:: WHAT NEEDS TO BE DONE ::
Once you have read the entries, copy all of them exactly.
####################
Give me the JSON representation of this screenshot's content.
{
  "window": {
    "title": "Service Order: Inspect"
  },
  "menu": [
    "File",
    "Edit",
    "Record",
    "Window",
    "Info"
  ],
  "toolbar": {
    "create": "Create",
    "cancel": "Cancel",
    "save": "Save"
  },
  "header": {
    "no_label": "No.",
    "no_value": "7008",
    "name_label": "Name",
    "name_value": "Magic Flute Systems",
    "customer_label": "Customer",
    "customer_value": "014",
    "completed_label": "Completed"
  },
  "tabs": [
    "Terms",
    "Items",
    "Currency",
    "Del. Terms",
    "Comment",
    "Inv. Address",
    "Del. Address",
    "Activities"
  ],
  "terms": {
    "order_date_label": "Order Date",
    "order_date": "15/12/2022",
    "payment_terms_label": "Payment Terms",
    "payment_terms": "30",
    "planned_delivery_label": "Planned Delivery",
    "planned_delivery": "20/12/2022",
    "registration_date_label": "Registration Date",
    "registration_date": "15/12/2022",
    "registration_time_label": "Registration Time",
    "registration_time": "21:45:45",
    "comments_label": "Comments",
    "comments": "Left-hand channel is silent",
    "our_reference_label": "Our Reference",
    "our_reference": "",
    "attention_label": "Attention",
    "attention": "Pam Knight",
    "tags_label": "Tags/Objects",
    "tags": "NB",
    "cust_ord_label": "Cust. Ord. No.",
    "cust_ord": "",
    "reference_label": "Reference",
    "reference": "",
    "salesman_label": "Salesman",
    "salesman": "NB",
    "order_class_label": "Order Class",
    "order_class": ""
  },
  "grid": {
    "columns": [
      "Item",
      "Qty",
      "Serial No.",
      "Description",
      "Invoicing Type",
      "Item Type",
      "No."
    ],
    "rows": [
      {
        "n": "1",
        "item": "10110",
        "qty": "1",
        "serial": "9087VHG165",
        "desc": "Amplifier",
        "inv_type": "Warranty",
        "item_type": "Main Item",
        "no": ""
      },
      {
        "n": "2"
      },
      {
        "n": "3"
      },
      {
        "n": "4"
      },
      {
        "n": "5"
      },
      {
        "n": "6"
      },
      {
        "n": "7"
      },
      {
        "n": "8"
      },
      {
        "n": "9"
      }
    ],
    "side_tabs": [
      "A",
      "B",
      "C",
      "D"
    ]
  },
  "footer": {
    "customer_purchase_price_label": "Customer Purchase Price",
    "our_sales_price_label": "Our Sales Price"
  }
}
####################
:: WRITTEN ANSWER ::
Give me the JSON representation of this screenshot's content.
{
  "window": {
    "title": "Service Order: Inspect"
  },
  "menu": [
    "File",
    "Edit",
    "Record",
    "Window",
    "Info"
  ],
  "toolbar": {
    "create": "Create",
    "cancel": "Cancel",
    "save": "Save"
  },
  "header": {
    "no_label": "No.",
    "no_value": "7008",
    "name_label": "Name",
    "name_value": "Magic Flute Systems",
    "customer_label": "Customer",
    "customer_value": "014",
    "completed_label": "Completed"
  },
  "tabs": [
    "Terms",
    "Items",
    "Currency",
    "Del. Terms",
    "Comment",
    "Inv. Address",
    "Del. Address",
    "Activities"
  ],
  "terms": {
    "order_date_label": "Order Date",
    "order_date": "15/12/2022",
    "payment_terms_label": "Payment Terms",
    "payment_terms": "30",
    "planned_delivery_label": "Planned Delivery",
    "planned_delivery": "20/12/2022",
    "registration_date_label": "Registration Date",
    "registration_date": "15/12/2022",
    "registration_time_label": "Registration Time",
    "registration_time": "21:45:45",
    "comments_label": "Comments",
    "comments": "Left-hand channel is silent",
    "our_reference_label": "Our Reference",
    "our_reference": "",
    "attention_label": "Attention",
    "attention": "Pam Knight",
    "tags_label": "Tags/Objects",
    "tags": "NB",
    "cust_ord_label": "Cust. Ord. No.",
    "cust_ord": "",
    "reference_label": "Reference",
    "reference": "",
    "salesman_label": "Salesman",
    "salesman": "NB",
    "order_class_label": "Order Class",
    "order_class": ""
  },
  "grid": {
    "columns": [
      "Item",
      "Qty",
      "Serial No.",
      "Description",
      "Invoicing Type",
      "Item Type",
      "No."
    ],
    "rows": [
      {
        "n": "1",
        "item": "10110",
        "qty": "1",
        "serial": "9087VHG165",
        "desc": "Amplifier",
        "inv_type": "Warranty",
        "item_type": "Main Item",
        "no": ""
      },
      {
        "n": "2"
      },
      {
        "n": "3"
      },
      {
        "n": "4"
      },
      {
        "n": "5"
      },
      {
        "n": "6"
      },
      {
        "n": "7"
      },
      {
        "n": "8"
      },
      {
        "n": "9"
      }
    ],
    "side_tabs": [
      "A",
      "B",
      "C",
      "D"
    ]
  },
  "footer": {
    "customer_purchase_price_label": "Customer Purchase Price",
    "our_sales_price_label": "Our Sales Price"
  }
}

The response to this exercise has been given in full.